Zombie Lake (1981, also known by its incredibly more evil French title Le Lac des Morts Vivants), is much like a steak and bean raspberry crepe: a Spanish-French concoction that will leave you feeling queasy.
Shown in Paris for a week and selling 3,740 tickets — which I’m certain was enough to recoup budget — a more apt title would have been ‘Zombie Lake: Making ’81 Look like ’71’, or ‘Boobs! The Non-Musical’.
This film sets its tone right from the off – within the first five minutes we’re treated to full frontal nudity and a green-skinned underwater zombie creeper who pulls down a bronzed beauty.
This film is pretty gross — not in a dead zombie kind of way, more like in a pervy old man kind of way. So if you find yourself among that demographic and haven’t seen this film already, read on!
It’s ten years after World War II in a small French village where the locals refer to a small lake as “the lake of the damned” (Note to self: never go skinny-dipping in a body of water with the surname “damned”).
A group of skinny-dipping female basketball players — a woefully under-represented pastime these days (skinny-dipping, not women’s basketball) — are attacked and pulled under by what would appear to be Nazi zombies.
And our fears are proved correct when it is revealed the zombies are in fact Nazis who died at the hands of French townspeople long ago.
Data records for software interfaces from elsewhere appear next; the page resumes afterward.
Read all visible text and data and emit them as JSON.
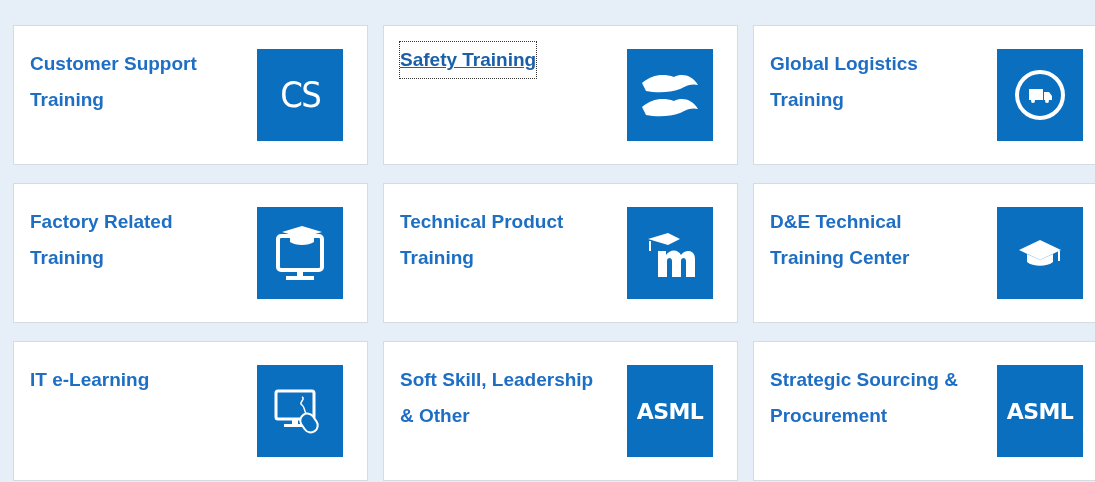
{
  "courses": [
    {
      "title": "Customer Support Training",
      "focused": false,
      "tile": {
        "kind": "text",
        "label": "CS"
      }
    },
    {
      "title": "Safety Training",
      "focused": true,
      "tile": {
        "kind": "hands"
      }
    },
    {
      "title": "Global Logistics Training",
      "focused": false,
      "tile": {
        "kind": "truck"
      }
    },
    {
      "title": "Factory Related Training",
      "focused": false,
      "tile": {
        "kind": "monitor-cap"
      }
    },
    {
      "title": "Technical Product Training",
      "focused": false,
      "tile": {
        "kind": "m-cap"
      }
    },
    {
      "title": "D&E Technical Training Center",
      "focused": false,
      "tile": {
        "kind": "cap"
      }
    },
    {
      "title": "IT e-Learning",
      "focused": false,
      "tile": {
        "kind": "monitor-mouse"
      }
    },
    {
      "title": "Soft Skill, Leadership & Other",
      "focused": false,
      "tile": {
        "kind": "text",
        "label": "ASML"
      }
    },
    {
      "title": "Strategic Sourcing & Procurement",
      "focused": false,
      "tile": {
        "kind": "text",
        "label": "ASML"
      }
    }
  ]
}
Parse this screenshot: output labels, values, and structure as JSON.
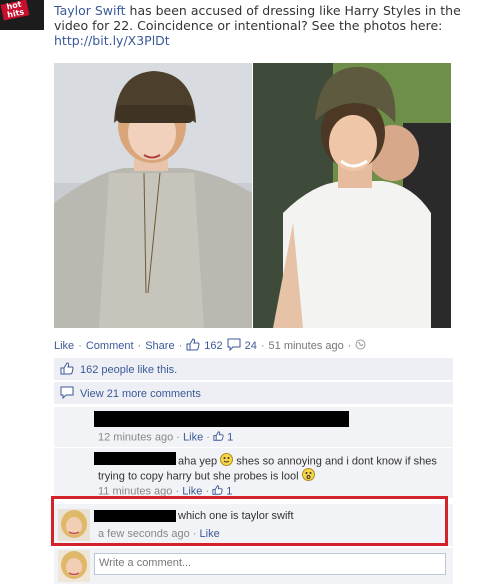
{
  "post": {
    "author": "Taylor Swift",
    "text": " has been accused of dressing like Harry Styles in the video for 22. Coincidence or intentional? See the photos here:",
    "url": "http://bit.ly/X3PlDt",
    "logo_text": [
      "hot",
      "hits"
    ],
    "photos": [
      "taylor-swift-beanie-photo",
      "harry-styles-beanie-photo"
    ]
  },
  "actions": {
    "like": "Like",
    "comment": "Comment",
    "share": "Share",
    "like_count": "162",
    "comment_count": "24",
    "time": "51 minutes ago",
    "separator": "·"
  },
  "ufi": {
    "likes_text": "162 people like this.",
    "view_more": "View 21 more comments"
  },
  "comments": [
    {
      "text": "",
      "time": "12 minutes ago",
      "like_label": "Like",
      "likes": "1"
    },
    {
      "text_line1": "aha yep",
      "text_line1b": " shes so annoying and i dont know if shes",
      "text_line2": "trying to copy harry but she probes is lool",
      "time": "11 minutes ago",
      "like_label": "Like",
      "likes": "1"
    },
    {
      "text": "which one is taylor swift",
      "time": "a few seconds ago",
      "like_label": "Like"
    }
  ],
  "composer": {
    "placeholder": "Write a comment..."
  },
  "colors": {
    "link": "#3b5998",
    "ufi_bg": "#edeff4",
    "highlight": "#d2232a"
  }
}
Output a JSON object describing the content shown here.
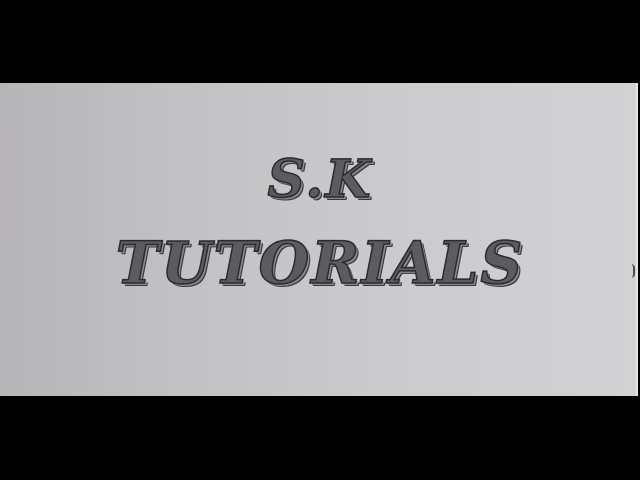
{
  "title": {
    "line1": "S.K",
    "line2": "TUTORIALS"
  },
  "colors": {
    "background": "#000000",
    "panel": "#c5c4c6",
    "text": "#5d5b5e",
    "outline": "#2c2b2e"
  }
}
One of them had a love affair with a local woman who died while giving birth to a daughter named Helena (the act of which we are, again, privileged enough to peep in on. God bless the French). Anyhow, the crisis of the zombies in the lake is left to female reporter Katya Moore (Marcia Sharif) and the town’s bumbling mayor (Howard Vernon) to unravel. A halfwit plan is hatched, involving the zombie mythology, that just might be enough to save the town and all of its exhibitionists for good.
These Boobs Were Made For Boobin’Nobody liked this film. Nobody. Director Jean Rollin entered the project only a few days before production began, and he was so embarrassed by the whole thing that he credited himself under the pseudonym J.A. Lazer.
Critics point out that the plot is pretty much a rip of Shock Waves (1977), which is bad news considering that film doesn’t live up to the potential of its premise either and is a bit slapped together to boot. Not as slappy as Zombie Lake though: the camera is unsteady, the sound’s poor, and the dubs are awful. Tim Lucas over at Video Watchdog claimed that Daniel White’s score for the film was “taken from at least four other movies.” Ouch.
If you like exploitation films and nude girls, then you will enjoy everything on offer here, including all the underwater shots that mostly exist as an excuse to linger on the naked flesh of pretty much every girl that goes for a swim – as opposed to generate fear and horror of what lurks in the lake (but I should probably let you know that you can get much better porno of this type elsewhere. ). The zombies themselves are not especially scary and consist mostly of slow moving actors in green face-paint and Nazi uniforms.
For all its flaws, actually probably because of its flaws, Zombie Lake has achieved a somewhat cult status (some people will state that this is one of the best zombie films, and plenty will say it is one of the worst). So if you go into this expecting a cheap, grainy, cheesy, exploitation film…then you should come away pretty happy. Make up your own mind.
Watch ‘Zombie Lake’ below:
|Buy the film at Amazon.com|
|Buy the film at Amazon.co.uk|
Written by: Ben Mueller